Roughly seven years after the Federal Reserve lowered the target for its benchmark federal funds rate to zero percent, with an announcement from Fed Chairman Janet Yellen, the Fed has finally made the decision to increase the target for short-term interest rates to a range of 0.25% to 0.50% from a range of 0% to .25%.
The move, while small, is historically significant, as the Fed has held interest rates near zero for seven years and has not raised them since 2006.
This crystalizes the Fed’s belief that after years of frustratingly slow growth and multiple fits and starts, the national economy has finally improved to the point where zero percent interest rates are no longer needed to ward off the threat of another recession.
Even with the announced rate increase, interest rates are still at historically low levels. Going forward, if the Fed’s 2016 economic projections materialize, it will continue to raise interest rates into next year. However, these increases will be gradual and the actual path of the federal funds rate will depend on the economic outlook as informed by incoming data. The Fed’s forecast suggests that interest rates will rise by a quarter-point roughly every three months for 2016.

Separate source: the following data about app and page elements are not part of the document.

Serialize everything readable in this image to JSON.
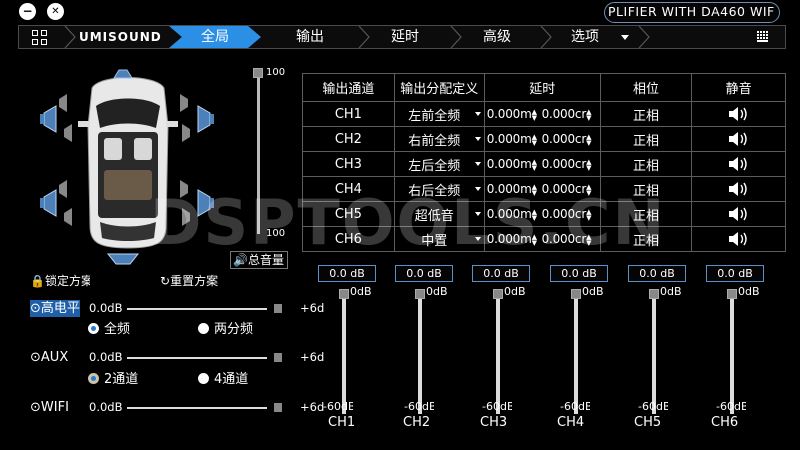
{
  "window": {
    "minimize_glyph": "−",
    "close_glyph": "✕",
    "title": "PLIFIER WITH DA460 WIF"
  },
  "nav": {
    "brand": "UMISOUND",
    "tabs": [
      "全局",
      "输出",
      "延时",
      "高级",
      "选项"
    ],
    "active_tab": "全局"
  },
  "volume": {
    "top_label": "100",
    "bottom_label": "100",
    "total_label": "总音量"
  },
  "car": {
    "lock_label": "锁定方案",
    "reset_label": "重置方案"
  },
  "sources": [
    {
      "name": "高电平",
      "icon": "radio-dot-icon",
      "min": "0.0dB",
      "max": "+6d",
      "active": true,
      "options": [
        {
          "label": "全频",
          "selected": true
        },
        {
          "label": "两分频",
          "selected": false
        }
      ]
    },
    {
      "name": "AUX",
      "icon": "radio-dot-icon",
      "min": "0.0dB",
      "max": "+6d",
      "active": false,
      "options": [
        {
          "label": "2通道",
          "selected": true
        },
        {
          "label": "4通道",
          "selected": false
        }
      ]
    },
    {
      "name": "WIFI",
      "icon": "radio-dot-icon",
      "min": "0.0dB",
      "max": "+6d",
      "active": false,
      "options": []
    }
  ],
  "table": {
    "headers": [
      "输出通道",
      "输出分配定义",
      "延时",
      "相位",
      "静音"
    ],
    "rows": [
      {
        "ch": "CH1",
        "alloc": "左前全频",
        "delay_m": "0.000m",
        "delay_cm": "0.000cr",
        "phase": "正相"
      },
      {
        "ch": "CH2",
        "alloc": "右前全频",
        "delay_m": "0.000m",
        "delay_cm": "0.000cr",
        "phase": "正相"
      },
      {
        "ch": "CH3",
        "alloc": "左后全频",
        "delay_m": "0.000m",
        "delay_cm": "0.000cr",
        "phase": "正相"
      },
      {
        "ch": "CH4",
        "alloc": "右后全频",
        "delay_m": "0.000m",
        "delay_cm": "0.000cr",
        "phase": "正相"
      },
      {
        "ch": "CH5",
        "alloc": "超低音",
        "delay_m": "0.000m",
        "delay_cm": "0.000cr",
        "phase": "正相"
      },
      {
        "ch": "CH6",
        "alloc": "中置",
        "delay_m": "0.000m",
        "delay_cm": "0.000cr",
        "phase": "正相"
      }
    ]
  },
  "faders": [
    {
      "name": "CH1",
      "value": "0.0 dB",
      "top": "0dB",
      "bottom": "-60dB"
    },
    {
      "name": "CH2",
      "value": "0.0 dB",
      "top": "0dB",
      "bottom": "-60dB"
    },
    {
      "name": "CH3",
      "value": "0.0 dB",
      "top": "0dB",
      "bottom": "-60dB"
    },
    {
      "name": "CH4",
      "value": "0.0 dB",
      "top": "0dB",
      "bottom": "-60dB"
    },
    {
      "name": "CH5",
      "value": "0.0 dB",
      "top": "0dB",
      "bottom": "-60dB"
    },
    {
      "name": "CH6",
      "value": "0.0 dB",
      "top": "0dB",
      "bottom": "-60dB"
    }
  ],
  "watermark": "DSPTOOLS.CN",
  "colors": {
    "accent": "#2b8fe5",
    "active_source": "#1f5fa8",
    "border": "#5c5c5c"
  }
}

Although you’ve likely heard much discussion around the consequences of a rate increase, namely the negative consequence of higher borrowing costs, not all of the consequences are in fact negative. Economists actually agree that a move to a higher ground for interest rates brings some unidentified benefits. There are several positive outcomes that have been outlined by many of the nation’s top economists. We will outline several of those positive consequences below…
- Higher Returns for Savers: Economists cite the higher returns paid on savings as an unintended benefit of a Fed rate hike, more so than any other factor. Higher interest rates make it more attractive to save in a deposit account because you’ll be better rewarded, however, this will not be an immediate relief.
- Tamed Inflation: If the Fed achieves its goals in guiding the economy, inflation should remain under control. A positive inflation scenario after a rate hike might include lower prices of imported consumer goods, due to a likely higher exchange value of the Dollar.
- More Lending: When interest rates rise, financial institutes, including banks, may part with their money more freely. Banks may have a greater incentive to loan out reserves at higher interest rates, and the increased flow of additional credit would boost economic growth.
- Increases in Interest for Retirees: Higher interest rates on CDs and other financial instruments will particularly help older Americans trying to live on their retirement savings. However, it is important to note that there has not been an increase in Social Security benefits.
- Stronger Dollar for Traveling Americans: As detailed above, Fed tightening is likely to mean a somewhat higher value of the Dollar. A strong U.S. Dollar has provided significant savings for Americans heading abroad. The Dollar is already up especially against the Euro and that gives Americans more buying power abroad.
- Stocks Will Trade on Fundamentals: As the Federal Reserve embarks on what is known as “normalization,” stock prices are likely to start making logical sense. A normalization of rates would return the focus to market fundamentals and off of focusing on the nuances of each Fed statement.
More Action Driven Home Buyers: When there’s impending change, people are more motivated to take action. Higher interest rates could push buyers off the fence increasing demand, increasing prices and increasing home equity so that more people can sell their homes successfully.
Stay updated by subscribing to our monthly newsletters.